§ Work instruction: Write out the data again in full, keeping every character the same.

*** Opening Material provided ***

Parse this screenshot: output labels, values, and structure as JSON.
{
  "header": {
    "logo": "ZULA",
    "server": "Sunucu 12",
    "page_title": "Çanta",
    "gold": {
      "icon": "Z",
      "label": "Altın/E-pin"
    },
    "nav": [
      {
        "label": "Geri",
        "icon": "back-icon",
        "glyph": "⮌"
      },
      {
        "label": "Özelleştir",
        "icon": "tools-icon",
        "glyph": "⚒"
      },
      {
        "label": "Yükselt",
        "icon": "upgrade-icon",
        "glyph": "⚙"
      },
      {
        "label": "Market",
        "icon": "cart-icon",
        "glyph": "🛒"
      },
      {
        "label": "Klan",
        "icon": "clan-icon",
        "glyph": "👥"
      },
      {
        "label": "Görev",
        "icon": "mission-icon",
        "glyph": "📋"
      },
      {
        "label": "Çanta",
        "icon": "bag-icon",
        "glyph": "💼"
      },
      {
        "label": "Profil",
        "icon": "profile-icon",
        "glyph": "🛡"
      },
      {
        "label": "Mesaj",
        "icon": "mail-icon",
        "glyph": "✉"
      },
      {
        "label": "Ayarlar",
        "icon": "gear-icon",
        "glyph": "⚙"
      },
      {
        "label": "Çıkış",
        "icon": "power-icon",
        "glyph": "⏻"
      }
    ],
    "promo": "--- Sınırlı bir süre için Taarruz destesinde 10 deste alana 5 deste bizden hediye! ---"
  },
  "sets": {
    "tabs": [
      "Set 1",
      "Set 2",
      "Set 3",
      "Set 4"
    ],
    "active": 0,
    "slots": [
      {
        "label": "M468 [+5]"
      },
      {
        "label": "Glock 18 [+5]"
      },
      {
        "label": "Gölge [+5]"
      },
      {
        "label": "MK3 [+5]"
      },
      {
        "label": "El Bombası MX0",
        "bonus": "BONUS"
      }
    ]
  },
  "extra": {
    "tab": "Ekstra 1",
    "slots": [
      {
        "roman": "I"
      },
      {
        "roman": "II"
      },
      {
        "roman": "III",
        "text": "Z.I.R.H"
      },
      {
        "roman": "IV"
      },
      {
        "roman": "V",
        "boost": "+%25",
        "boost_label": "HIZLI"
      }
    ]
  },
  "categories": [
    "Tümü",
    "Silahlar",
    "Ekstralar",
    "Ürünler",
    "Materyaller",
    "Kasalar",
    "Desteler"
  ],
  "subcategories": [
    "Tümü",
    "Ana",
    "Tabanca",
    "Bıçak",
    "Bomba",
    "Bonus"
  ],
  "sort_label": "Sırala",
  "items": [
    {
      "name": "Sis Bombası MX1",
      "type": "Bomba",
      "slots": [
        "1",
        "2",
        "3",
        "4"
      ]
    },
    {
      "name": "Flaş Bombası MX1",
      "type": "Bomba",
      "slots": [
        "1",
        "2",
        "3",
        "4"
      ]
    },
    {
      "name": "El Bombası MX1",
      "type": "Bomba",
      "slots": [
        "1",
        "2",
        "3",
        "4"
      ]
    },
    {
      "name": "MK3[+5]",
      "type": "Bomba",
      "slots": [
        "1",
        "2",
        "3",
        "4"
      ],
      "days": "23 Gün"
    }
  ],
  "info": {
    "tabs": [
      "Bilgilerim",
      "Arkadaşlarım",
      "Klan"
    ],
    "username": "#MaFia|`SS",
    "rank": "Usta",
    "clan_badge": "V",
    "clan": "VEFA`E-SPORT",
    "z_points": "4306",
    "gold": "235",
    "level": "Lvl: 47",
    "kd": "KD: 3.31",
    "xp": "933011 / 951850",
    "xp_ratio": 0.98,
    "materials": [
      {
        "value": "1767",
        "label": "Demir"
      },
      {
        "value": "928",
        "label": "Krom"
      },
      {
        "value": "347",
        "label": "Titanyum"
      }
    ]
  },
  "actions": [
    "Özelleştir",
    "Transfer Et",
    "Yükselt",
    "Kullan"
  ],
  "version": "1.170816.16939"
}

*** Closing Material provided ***

§ Answer for the task:
Parse this screenshot: output labels, values, and structure as JSON.
{
  "header": {
    "logo": "ZULA",
    "server": "Sunucu 12",
    "page_title": "Çanta",
    "gold": {
      "icon": "Z",
      "label": "Altın/E-pin"
    },
    "nav": [
      {
        "label": "Geri",
        "icon": "back-icon",
        "glyph": "⮌"
      },
      {
        "label": "Özelleştir",
        "icon": "tools-icon",
        "glyph": "⚒"
      },
      {
        "label": "Yükselt",
        "icon": "upgrade-icon",
        "glyph": "⚙"
      },
      {
        "label": "Market",
        "icon": "cart-icon",
        "glyph": "🛒"
      },
      {
        "label": "Klan",
        "icon": "clan-icon",
        "glyph": "👥"
      },
      {
        "label": "Görev",
        "icon": "mission-icon",
        "glyph": "📋"
      },
      {
        "label": "Çanta",
        "icon": "bag-icon",
        "glyph": "💼"
      },
      {
        "label": "Profil",
        "icon": "profile-icon",
        "glyph": "🛡"
      },
      {
        "label": "Mesaj",
        "icon": "mail-icon",
        "glyph": "✉"
      },
      {
        "label": "Ayarlar",
        "icon": "gear-icon",
        "glyph": "⚙"
      },
      {
        "label": "Çıkış",
        "icon": "power-icon",
        "glyph": "⏻"
      }
    ],
    "promo": "--- Sınırlı bir süre için Taarruz destesinde 10 deste alana 5 deste bizden hediye! ---"
  },
  "sets": {
    "tabs": [
      "Set 1",
      "Set 2",
      "Set 3",
      "Set 4"
    ],
    "active": 0,
    "slots": [
      {
        "label": "M468 [+5]"
      },
      {
        "label": "Glock 18 [+5]"
      },
      {
        "label": "Gölge [+5]"
      },
      {
        "label": "MK3 [+5]"
      },
      {
        "label": "El Bombası MX0",
        "bonus": "BONUS"
      }
    ]
  },
  "extra": {
    "tab": "Ekstra 1",
    "slots": [
      {
        "roman": "I"
      },
      {
        "roman": "II"
      },
      {
        "roman": "III",
        "text": "Z.I.R.H"
      },
      {
        "roman": "IV"
      },
      {
        "roman": "V",
        "boost": "+%25",
        "boost_label": "HIZLI"
      }
    ]
  },
  "categories": [
    "Tümü",
    "Silahlar",
    "Ekstralar",
    "Ürünler",
    "Materyaller",
    "Kasalar",
    "Desteler"
  ],
  "subcategories": [
    "Tümü",
    "Ana",
    "Tabanca",
    "Bıçak",
    "Bomba",
    "Bonus"
  ],
  "sort_label": "Sırala",
  "items": [
    {
      "name": "Sis Bombası MX1",
      "type": "Bomba",
      "slots": [
        "1",
        "2",
        "3",
        "4"
      ]
    },
    {
      "name": "Flaş Bombası MX1",
      "type": "Bomba",
      "slots": [
        "1",
        "2",
        "3",
        "4"
      ]
    },
    {
      "name": "El Bombası MX1",
      "type": "Bomba",
      "slots": [
        "1",
        "2",
        "3",
        "4"
      ]
    },
    {
      "name": "MK3[+5]",
      "type": "Bomba",
      "slots": [
        "1",
        "2",
        "3",
        "4"
      ],
      "days": "23 Gün"
    }
  ],
  "info": {
    "tabs": [
      "Bilgilerim",
      "Arkadaşlarım",
      "Klan"
    ],
    "username": "#MaFia|`SS",
    "rank": "Usta",
    "clan_badge": "V",
    "clan": "VEFA`E-SPORT",
    "z_points": "4306",
    "gold": "235",
    "level": "Lvl: 47",
    "kd": "KD: 3.31",
    "xp": "933011 / 951850",
    "xp_ratio": 0.98,
    "materials": [
      {
        "value": "1767",
        "label": "Demir"
      },
      {
        "value": "928",
        "label": "Krom"
      },
      {
        "value": "347",
        "label": "Titanyum"
      }
    ]
  },
  "actions": [
    "Özelleştir",
    "Transfer Et",
    "Yükselt",
    "Kullan"
  ],
  "version": "1.170816.16939"
}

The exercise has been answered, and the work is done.